The accused was charged with intentionally causing injury and, in the alternative, recklessly causing injury and unlawful assault after he punched male waiting in the taxi queue outside a Melbourne bar.

What is alleged to have occured?
The accused was extremely intoxicated at the time and, following his arrest by police, spent 4 hours in the police cells due to his level of intoxication. The complainant suffered a fractured jaw.

At the time of the offending the accused was aged 26. He had no prior convictions or Court appearances; it had been 10 months since the offending occurred and there had been no further incidents involving police. Following his arrest, the accused undertook an anger management course.

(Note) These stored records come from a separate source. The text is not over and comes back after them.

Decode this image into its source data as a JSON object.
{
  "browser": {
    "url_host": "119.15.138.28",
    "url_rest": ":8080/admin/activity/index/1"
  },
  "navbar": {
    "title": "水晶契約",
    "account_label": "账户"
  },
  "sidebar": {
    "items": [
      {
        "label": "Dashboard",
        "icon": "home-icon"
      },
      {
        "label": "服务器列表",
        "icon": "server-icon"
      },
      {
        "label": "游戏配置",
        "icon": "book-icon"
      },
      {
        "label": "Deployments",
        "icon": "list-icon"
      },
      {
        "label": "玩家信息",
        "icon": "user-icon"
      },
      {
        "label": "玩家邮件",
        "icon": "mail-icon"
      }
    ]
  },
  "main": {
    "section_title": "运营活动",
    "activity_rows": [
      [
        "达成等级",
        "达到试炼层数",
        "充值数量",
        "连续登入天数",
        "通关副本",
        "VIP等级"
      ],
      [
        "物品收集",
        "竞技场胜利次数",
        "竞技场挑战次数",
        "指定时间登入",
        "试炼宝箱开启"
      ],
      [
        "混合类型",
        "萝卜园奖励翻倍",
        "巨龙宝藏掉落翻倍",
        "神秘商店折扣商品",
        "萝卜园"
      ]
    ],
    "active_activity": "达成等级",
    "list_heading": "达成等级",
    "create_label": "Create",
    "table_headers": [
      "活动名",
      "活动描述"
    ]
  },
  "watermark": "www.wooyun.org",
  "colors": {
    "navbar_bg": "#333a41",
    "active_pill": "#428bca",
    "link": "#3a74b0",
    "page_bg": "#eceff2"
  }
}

He pleaded guilty to the charge of recklessly causing injury.

What happened at court?
We represented the client at the Melbourne Magistrates’ Court.

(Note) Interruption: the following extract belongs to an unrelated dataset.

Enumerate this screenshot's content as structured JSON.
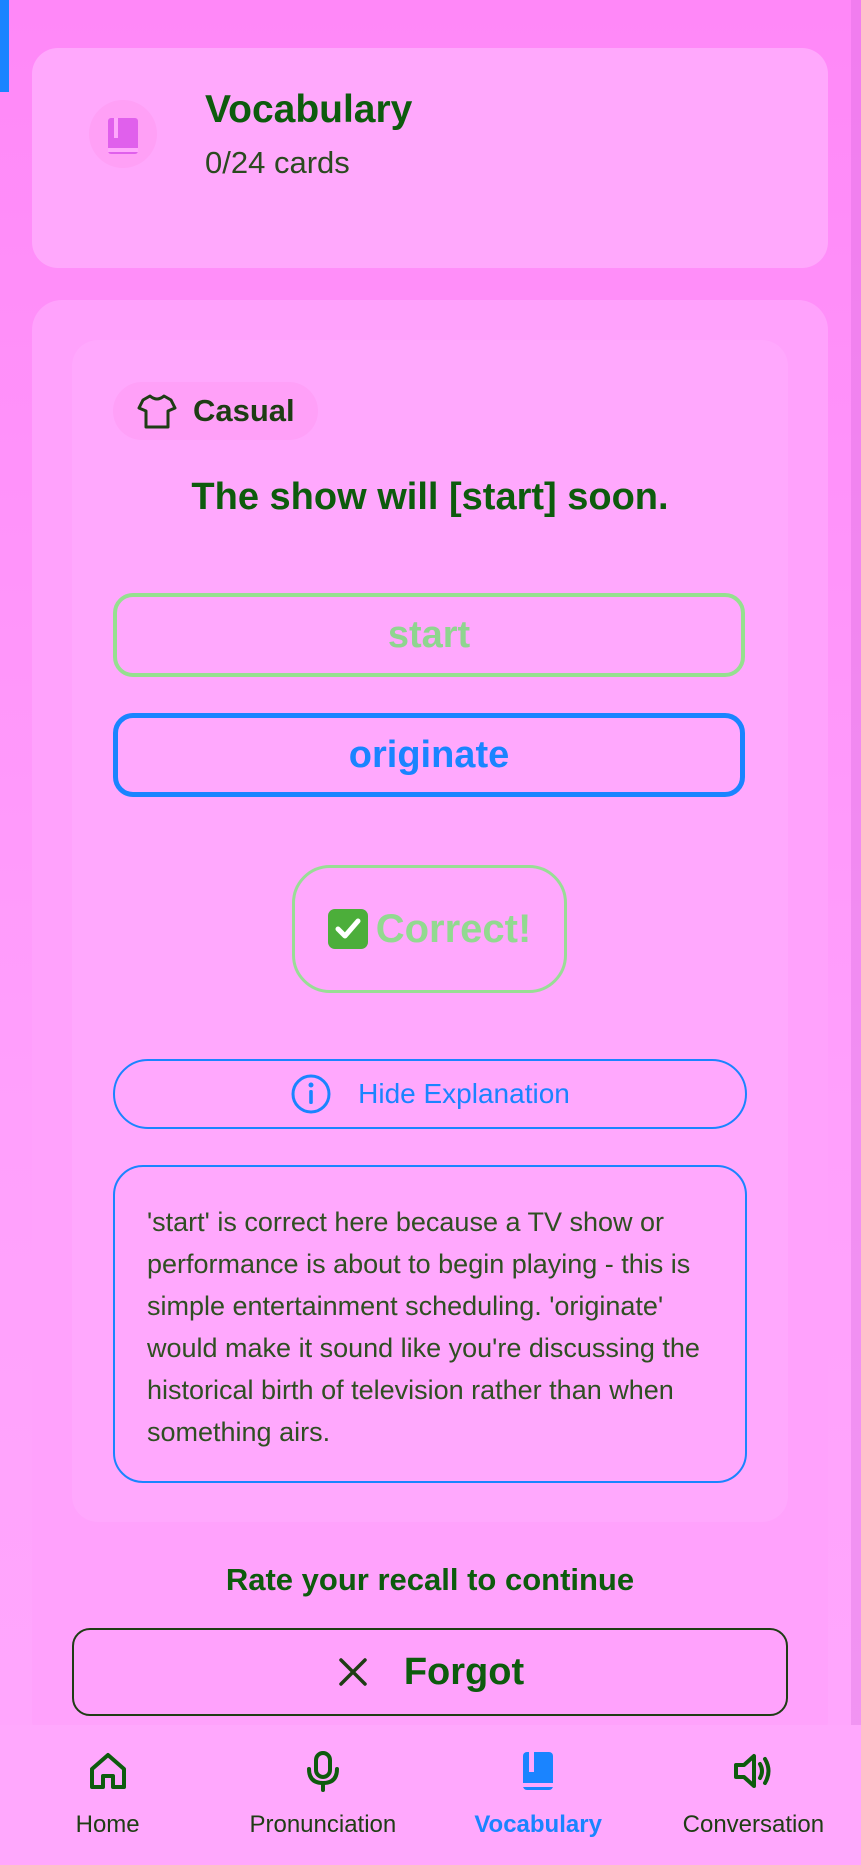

Despite the serious nature of the charge, the magistrate was satisfied that the accused was ordinarily a person of good character, given his lack of prior convictions or Court appearances.

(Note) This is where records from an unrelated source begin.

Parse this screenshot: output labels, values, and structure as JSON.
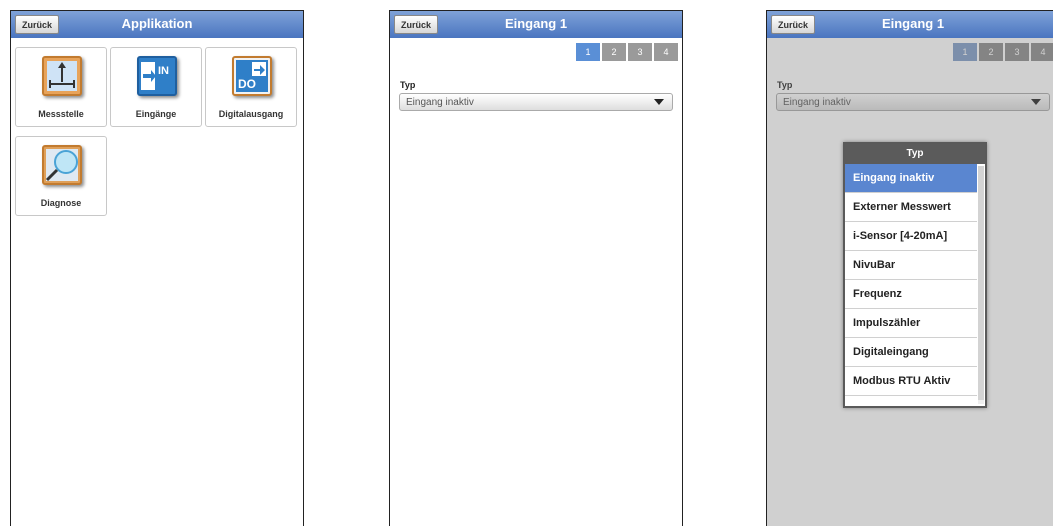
{
  "panel1": {
    "back_label": "Zurück",
    "title": "Applikation",
    "tiles": [
      {
        "label": "Messstelle",
        "icon": "measurement-point-icon"
      },
      {
        "label": "Eingänge",
        "icon": "inputs-in-icon"
      },
      {
        "label": "Digitalausgang",
        "icon": "digital-output-do-icon"
      },
      {
        "label": "Diagnose",
        "icon": "diagnose-magnifier-icon"
      }
    ],
    "icon_text": {
      "in": "IN",
      "do": "DO"
    }
  },
  "panel2": {
    "back_label": "Zurück",
    "title": "Eingang 1",
    "tabs": [
      "1",
      "2",
      "3",
      "4"
    ],
    "active_tab": "1",
    "typ_label": "Typ",
    "typ_value": "Eingang inaktiv"
  },
  "panel3": {
    "back_label": "Zurück",
    "title": "Eingang 1",
    "tabs": [
      "1",
      "2",
      "3",
      "4"
    ],
    "active_tab": "1",
    "typ_label": "Typ",
    "typ_value": "Eingang inaktiv",
    "dropdown": {
      "title": "Typ",
      "options": [
        "Eingang inaktiv",
        "Externer Messwert",
        "i-Sensor [4-20mA]",
        "NivuBar",
        "Frequenz",
        "Impulszähler",
        "Digitaleingang",
        "Modbus RTU Aktiv"
      ],
      "selected": "Eingang inaktiv"
    }
  },
  "colors": {
    "header": "#4a75c0",
    "selected_option": "#5a86d0",
    "active_tab": "#5a8fd6"
  }
}
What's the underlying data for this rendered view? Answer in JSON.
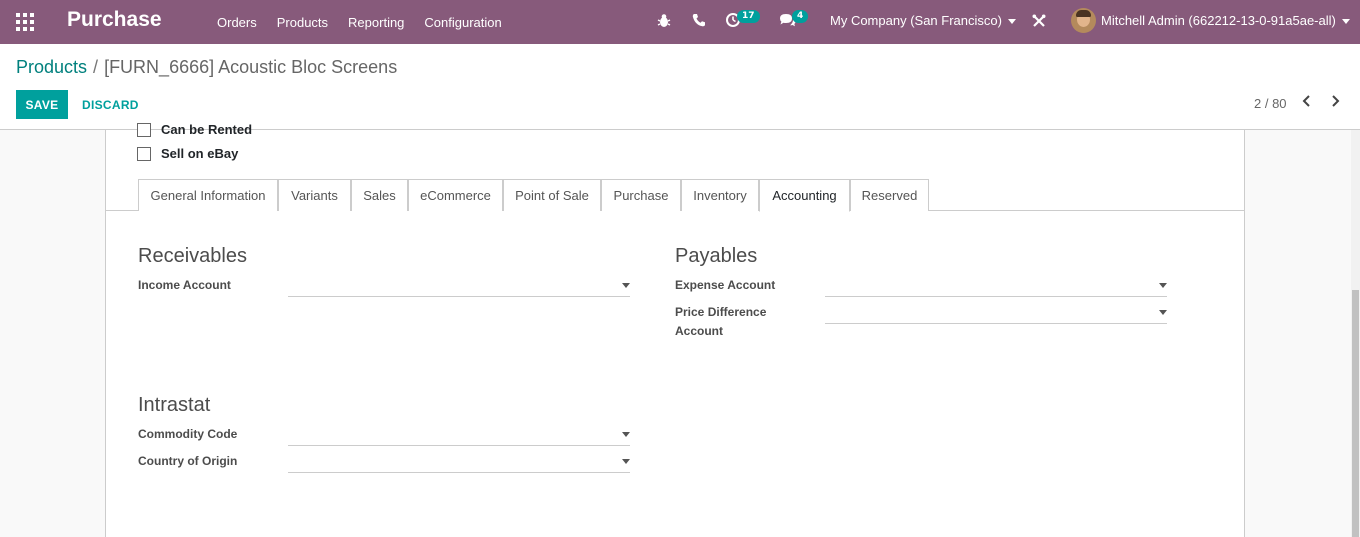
{
  "navbar": {
    "app_title": "Purchase",
    "menu": [
      "Orders",
      "Products",
      "Reporting",
      "Configuration"
    ],
    "activity_badge": "17",
    "messages_badge": "4",
    "company": "My Company (San Francisco)",
    "user": "Mitchell Admin (662212-13-0-91a5ae-all)",
    "icons": [
      "apps-icon",
      "bug-icon",
      "phone-icon",
      "clock-icon",
      "chat-icon",
      "tools-icon"
    ]
  },
  "control_panel": {
    "breadcrumb_parent": "Products",
    "breadcrumb_current": "[FURN_6666] Acoustic Bloc Screens",
    "save_label": "SAVE",
    "discard_label": "DISCARD",
    "pager": "2 / 80"
  },
  "form": {
    "checkboxes": [
      {
        "label": "Can be Rented",
        "checked": false
      },
      {
        "label": "Sell on eBay",
        "checked": false
      }
    ],
    "tabs": [
      "General Information",
      "Variants",
      "Sales",
      "eCommerce",
      "Point of Sale",
      "Purchase",
      "Inventory",
      "Accounting",
      "Reserved"
    ],
    "active_tab": "Accounting",
    "receivables": {
      "title": "Receivables",
      "income_account_label": "Income Account",
      "income_account_value": ""
    },
    "payables": {
      "title": "Payables",
      "expense_account_label": "Expense Account",
      "expense_account_value": "",
      "price_difference_label_1": "Price Difference",
      "price_difference_label_2": "Account",
      "price_difference_value": ""
    },
    "intrastat": {
      "title": "Intrastat",
      "commodity_code_label": "Commodity Code",
      "commodity_code_value": "",
      "country_of_origin_label": "Country of Origin",
      "country_of_origin_value": ""
    }
  },
  "colors": {
    "navbar": "#875a7b",
    "accent": "#00a09d",
    "badge": "#00a09d"
  }
}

She was impressed that he had voluntarily attended an anger management course and had also written a letter of apology to the complainant, which was sent via the police informant.

What was the result?
For the reasons cited above, the magistrate imposed an adjourned undertaking (good behaviour bond), without conviction, for a period of 2 years and ordered that he make a contribution to the Court Fund.

The police applied for an Exclusion Order of up to 12 months’ duration, to exclude the accused from drinking alcohol in the CBD. The magistrate, considering that this appeared to be a one off’ offence and that there had been no further offending since refused the application.

DISCLAIMER: This is a real case study of an actual case from our files. Details pertaining to the client have been changed to protect their privacy. The sentence imposed and the charge have not been altered. These case studies are published to demonstrate real outcomes and give an indication of possible tariffs in Court. We do not guarantee a similar case on these charges will get the same result. Please note that we post results at our discretion, therefore while many case studies are average results, others are notable for their exceptional outcomes. PUBLISHED 25/02/2013